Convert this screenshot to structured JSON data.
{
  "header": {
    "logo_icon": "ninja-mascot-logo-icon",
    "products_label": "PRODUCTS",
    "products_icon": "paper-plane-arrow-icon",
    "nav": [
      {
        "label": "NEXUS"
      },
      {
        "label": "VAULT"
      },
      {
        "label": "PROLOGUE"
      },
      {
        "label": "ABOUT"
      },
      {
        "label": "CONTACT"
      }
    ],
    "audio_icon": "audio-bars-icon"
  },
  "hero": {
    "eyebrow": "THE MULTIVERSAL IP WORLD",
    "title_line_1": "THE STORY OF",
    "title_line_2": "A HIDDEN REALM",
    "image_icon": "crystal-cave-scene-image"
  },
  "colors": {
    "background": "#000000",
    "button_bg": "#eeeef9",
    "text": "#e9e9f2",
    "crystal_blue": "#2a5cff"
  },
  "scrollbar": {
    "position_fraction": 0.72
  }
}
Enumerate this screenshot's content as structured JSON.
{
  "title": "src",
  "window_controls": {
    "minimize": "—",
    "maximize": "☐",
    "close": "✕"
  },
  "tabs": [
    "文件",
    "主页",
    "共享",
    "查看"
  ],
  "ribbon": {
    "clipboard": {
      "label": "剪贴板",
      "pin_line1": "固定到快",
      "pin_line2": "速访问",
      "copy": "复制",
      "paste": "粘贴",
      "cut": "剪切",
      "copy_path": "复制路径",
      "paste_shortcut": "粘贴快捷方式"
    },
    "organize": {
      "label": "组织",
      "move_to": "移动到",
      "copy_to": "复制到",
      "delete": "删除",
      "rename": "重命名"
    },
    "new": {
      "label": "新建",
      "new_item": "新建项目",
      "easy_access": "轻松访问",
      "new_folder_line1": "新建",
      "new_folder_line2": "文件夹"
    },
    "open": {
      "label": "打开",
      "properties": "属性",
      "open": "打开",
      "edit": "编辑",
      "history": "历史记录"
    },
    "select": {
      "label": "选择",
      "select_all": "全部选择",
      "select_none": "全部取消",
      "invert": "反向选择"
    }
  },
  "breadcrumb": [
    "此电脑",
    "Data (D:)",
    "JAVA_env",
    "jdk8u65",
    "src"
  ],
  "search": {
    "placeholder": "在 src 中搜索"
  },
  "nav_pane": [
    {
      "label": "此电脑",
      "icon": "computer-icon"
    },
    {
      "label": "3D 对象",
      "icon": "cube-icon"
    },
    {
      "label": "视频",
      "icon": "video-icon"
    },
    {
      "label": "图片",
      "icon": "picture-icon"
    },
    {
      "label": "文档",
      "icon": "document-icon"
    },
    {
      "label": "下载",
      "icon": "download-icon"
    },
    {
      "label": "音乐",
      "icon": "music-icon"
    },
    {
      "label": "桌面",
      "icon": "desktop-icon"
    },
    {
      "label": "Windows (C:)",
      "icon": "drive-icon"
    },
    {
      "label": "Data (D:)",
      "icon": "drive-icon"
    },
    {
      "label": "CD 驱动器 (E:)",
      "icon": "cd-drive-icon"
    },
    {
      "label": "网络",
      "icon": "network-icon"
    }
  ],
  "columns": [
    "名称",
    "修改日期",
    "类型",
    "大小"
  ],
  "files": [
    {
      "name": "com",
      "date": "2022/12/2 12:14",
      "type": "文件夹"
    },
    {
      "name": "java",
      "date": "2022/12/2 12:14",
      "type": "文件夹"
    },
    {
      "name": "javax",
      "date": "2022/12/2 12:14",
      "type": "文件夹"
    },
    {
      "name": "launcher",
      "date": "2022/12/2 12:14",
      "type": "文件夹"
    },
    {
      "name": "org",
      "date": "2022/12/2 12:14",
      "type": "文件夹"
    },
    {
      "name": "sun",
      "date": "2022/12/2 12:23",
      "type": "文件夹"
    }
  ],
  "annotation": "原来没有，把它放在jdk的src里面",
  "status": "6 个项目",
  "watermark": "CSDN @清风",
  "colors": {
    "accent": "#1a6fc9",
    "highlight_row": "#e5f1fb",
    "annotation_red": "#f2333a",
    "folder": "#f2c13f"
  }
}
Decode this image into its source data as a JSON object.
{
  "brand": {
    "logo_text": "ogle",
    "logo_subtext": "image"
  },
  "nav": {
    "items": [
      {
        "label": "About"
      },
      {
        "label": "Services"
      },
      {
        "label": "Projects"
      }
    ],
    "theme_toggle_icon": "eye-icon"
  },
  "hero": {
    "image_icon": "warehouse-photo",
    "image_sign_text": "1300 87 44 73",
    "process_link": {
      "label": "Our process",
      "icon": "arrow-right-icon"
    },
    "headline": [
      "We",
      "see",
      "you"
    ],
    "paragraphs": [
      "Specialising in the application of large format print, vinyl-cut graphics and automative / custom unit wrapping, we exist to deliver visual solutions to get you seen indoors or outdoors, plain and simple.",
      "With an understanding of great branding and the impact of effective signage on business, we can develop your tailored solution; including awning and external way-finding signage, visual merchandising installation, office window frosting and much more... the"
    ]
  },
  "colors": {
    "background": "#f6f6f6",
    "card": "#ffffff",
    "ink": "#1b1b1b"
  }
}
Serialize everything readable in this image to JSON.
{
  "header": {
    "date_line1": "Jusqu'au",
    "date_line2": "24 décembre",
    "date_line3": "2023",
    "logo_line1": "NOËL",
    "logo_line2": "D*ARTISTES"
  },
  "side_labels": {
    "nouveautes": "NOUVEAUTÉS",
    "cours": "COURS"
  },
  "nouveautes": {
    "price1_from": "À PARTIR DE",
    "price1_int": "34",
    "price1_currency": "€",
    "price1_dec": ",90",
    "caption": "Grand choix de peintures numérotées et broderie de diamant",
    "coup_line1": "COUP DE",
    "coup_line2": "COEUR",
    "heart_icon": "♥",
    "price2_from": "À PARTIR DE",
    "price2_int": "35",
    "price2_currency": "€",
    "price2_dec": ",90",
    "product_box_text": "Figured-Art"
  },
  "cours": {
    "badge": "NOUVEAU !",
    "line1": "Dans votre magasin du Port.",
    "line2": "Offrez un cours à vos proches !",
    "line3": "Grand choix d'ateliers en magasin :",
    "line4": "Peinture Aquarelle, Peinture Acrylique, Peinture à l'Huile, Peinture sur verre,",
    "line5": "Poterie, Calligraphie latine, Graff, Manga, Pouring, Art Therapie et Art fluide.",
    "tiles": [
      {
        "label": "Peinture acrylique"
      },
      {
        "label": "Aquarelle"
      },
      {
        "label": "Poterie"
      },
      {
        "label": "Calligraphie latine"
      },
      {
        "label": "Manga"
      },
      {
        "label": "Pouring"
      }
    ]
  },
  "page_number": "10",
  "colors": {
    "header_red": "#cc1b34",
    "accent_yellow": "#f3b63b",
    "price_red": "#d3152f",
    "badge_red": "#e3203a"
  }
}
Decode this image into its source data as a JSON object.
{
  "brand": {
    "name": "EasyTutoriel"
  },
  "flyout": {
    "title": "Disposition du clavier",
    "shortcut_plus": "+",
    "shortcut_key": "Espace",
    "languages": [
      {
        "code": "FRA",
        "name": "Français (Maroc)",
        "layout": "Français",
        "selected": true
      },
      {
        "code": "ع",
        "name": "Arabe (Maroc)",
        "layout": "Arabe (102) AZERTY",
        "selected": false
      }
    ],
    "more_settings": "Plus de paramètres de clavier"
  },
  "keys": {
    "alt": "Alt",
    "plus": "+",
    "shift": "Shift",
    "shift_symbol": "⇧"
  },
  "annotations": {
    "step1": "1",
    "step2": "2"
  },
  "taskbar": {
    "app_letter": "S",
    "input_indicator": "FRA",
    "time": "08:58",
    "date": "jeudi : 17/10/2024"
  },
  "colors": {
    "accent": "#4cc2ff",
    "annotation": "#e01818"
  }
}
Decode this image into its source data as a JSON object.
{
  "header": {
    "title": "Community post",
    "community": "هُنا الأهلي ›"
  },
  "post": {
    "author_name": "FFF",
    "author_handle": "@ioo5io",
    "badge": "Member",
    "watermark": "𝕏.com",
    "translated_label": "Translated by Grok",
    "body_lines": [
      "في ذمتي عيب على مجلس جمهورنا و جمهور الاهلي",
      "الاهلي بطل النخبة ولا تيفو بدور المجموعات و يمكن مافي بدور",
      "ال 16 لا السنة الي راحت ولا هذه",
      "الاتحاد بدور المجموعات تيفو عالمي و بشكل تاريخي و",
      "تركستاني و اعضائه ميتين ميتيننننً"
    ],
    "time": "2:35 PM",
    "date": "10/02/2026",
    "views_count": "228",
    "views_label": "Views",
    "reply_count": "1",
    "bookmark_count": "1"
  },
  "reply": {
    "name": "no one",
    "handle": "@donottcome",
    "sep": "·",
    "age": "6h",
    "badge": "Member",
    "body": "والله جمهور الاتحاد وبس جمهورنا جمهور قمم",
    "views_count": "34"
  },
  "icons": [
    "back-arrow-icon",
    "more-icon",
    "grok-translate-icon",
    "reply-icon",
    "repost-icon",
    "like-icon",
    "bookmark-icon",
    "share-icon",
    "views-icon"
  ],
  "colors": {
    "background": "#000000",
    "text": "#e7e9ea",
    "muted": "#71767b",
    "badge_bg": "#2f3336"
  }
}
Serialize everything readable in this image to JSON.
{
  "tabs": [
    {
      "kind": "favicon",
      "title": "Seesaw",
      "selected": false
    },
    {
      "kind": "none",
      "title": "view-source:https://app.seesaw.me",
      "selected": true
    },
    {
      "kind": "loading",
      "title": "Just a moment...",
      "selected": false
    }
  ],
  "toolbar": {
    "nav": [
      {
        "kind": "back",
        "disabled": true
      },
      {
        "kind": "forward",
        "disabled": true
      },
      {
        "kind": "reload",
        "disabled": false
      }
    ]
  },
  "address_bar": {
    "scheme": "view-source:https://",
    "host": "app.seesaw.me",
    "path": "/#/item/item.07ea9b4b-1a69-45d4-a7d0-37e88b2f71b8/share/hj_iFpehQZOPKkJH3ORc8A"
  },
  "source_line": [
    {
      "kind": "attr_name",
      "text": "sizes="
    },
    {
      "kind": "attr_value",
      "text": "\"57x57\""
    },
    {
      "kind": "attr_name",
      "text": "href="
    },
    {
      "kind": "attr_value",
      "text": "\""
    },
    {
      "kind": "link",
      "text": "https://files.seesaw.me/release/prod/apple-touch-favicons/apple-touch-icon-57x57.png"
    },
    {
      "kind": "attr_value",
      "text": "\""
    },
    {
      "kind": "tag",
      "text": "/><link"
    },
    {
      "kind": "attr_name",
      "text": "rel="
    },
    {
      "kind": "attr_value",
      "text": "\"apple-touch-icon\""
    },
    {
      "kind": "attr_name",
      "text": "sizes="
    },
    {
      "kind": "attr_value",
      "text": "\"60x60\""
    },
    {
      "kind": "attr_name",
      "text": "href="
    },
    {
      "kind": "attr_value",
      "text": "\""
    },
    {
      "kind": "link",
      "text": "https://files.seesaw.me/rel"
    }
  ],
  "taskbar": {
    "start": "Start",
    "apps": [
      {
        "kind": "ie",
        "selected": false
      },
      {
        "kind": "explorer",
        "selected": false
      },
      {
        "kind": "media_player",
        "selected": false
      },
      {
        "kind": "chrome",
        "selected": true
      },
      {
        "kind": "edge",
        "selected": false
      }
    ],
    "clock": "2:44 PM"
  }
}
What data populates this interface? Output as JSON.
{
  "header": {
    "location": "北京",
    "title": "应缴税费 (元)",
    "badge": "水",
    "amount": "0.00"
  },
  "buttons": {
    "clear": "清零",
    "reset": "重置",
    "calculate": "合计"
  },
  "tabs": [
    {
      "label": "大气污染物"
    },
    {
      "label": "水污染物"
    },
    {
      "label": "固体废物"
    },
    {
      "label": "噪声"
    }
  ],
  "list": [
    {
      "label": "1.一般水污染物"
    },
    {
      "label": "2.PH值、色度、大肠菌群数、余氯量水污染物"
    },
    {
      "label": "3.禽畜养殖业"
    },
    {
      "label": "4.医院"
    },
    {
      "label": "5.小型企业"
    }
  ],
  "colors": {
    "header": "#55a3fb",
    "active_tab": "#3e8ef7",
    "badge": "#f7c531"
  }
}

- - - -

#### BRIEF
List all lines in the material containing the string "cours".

#### RESULT OF THIS EXERCISE
    "cours": "COURS"
  "cours": {
    "line2": "Offrez un cours à vos proches !",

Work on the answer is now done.